See more from this Session: General Agronomic Production Systems: II
Tuesday, October 18, 2011
Henry Gonzalez Convention Center, Hall C, Street Level
In summer-rainfall areas, crop residue cover is a major component of conservation agriculture, as stubble retention can protect the soil, increase rain infiltration, lower evaporative loss, and give higher yield. Since relatively little research has been conducted on effects of stubble retention on winter crops in areas having no summer rainfall, this study examined the effects of crop residue on crop performance in a cool Mediterranean area. The two rainfed experiments were conducted on barley stubble in central Bekaa Valley, Lebanon in RCB designs with 4 treatments and 4 replicates. Barley (Hordeum vulgare L.) and narbon vetch (Vicia narbonensis L.) was sown with a no-till drill in 2009-2010 and 2010-2011, respectively. In 2009-2010, the heavy simulated grazing treatment (all stubble cut and removed) led to the best seedling stand and early growth vigor, earliest heading and maturity, tallest plant, and highest harvest index and grain yield (1930 kg/ha), which was similar to the control (leaving stubble intact) and the 2x stubble treatment (control with added stubble from simulated grazing), but was higher than the 3x stubble treatment (control with 2 times the amount of stubble added) (340 kg/ha). In 2010-11, heavy simulated grazing gave the best seedling stand and early growth vigor, which were similar to the light simulated grazing (only standing stubbles removed) and the control, but were better than the 2x stubble treatment.
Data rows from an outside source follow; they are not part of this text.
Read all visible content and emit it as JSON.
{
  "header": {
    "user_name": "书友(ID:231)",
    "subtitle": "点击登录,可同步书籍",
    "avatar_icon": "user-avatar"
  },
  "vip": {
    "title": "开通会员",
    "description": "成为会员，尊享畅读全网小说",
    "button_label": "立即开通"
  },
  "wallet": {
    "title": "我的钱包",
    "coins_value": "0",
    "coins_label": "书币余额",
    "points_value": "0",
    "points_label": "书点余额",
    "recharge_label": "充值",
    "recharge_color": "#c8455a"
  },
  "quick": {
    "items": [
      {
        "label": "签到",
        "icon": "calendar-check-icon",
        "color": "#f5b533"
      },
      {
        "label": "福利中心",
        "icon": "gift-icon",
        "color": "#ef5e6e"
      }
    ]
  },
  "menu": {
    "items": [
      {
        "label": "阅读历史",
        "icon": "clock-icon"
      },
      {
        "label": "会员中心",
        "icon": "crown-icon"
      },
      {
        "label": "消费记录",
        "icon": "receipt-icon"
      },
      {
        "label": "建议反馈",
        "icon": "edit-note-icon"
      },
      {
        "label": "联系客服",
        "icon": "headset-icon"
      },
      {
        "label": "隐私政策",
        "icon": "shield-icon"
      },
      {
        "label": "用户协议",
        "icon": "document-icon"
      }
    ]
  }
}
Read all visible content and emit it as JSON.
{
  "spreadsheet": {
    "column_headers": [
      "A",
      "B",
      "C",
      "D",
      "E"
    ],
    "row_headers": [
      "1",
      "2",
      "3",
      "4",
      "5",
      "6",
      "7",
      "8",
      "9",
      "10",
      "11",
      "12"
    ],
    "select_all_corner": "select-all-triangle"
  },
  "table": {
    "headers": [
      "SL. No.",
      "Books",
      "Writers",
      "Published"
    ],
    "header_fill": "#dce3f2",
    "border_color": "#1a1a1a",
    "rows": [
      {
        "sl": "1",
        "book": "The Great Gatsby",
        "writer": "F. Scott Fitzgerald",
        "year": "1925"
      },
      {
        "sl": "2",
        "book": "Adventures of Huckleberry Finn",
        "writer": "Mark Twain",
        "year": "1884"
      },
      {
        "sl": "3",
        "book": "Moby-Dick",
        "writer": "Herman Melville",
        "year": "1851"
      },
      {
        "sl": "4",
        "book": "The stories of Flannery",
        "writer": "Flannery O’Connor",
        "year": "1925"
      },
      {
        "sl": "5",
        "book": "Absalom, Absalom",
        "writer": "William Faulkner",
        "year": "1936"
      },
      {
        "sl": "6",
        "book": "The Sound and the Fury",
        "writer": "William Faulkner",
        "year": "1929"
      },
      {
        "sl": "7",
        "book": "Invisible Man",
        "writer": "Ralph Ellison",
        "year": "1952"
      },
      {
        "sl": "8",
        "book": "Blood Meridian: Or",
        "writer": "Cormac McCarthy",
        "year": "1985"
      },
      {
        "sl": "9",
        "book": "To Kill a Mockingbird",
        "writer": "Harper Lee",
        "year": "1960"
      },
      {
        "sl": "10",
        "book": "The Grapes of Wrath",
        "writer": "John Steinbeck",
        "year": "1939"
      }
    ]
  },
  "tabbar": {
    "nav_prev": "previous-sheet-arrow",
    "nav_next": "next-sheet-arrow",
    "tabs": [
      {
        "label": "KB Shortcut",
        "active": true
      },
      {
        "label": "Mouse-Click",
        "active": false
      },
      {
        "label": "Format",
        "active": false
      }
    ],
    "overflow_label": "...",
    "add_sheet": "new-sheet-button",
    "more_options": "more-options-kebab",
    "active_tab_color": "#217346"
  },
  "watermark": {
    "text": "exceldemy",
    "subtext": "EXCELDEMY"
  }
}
The control yielded the highest amount of grain (3210 kg/ha) and straw (4700 kg/ha), which were similar to the light and heavy grazing, but were higher than the 2x stubble treatment (2260 kg/ha grain and 3200 kg/ha straw). This study shows that non-excessive cereal stubble retention under a cool Mediterranean climate may not affect seedling emergence and growth, as well as grain and straw yields of winter crops.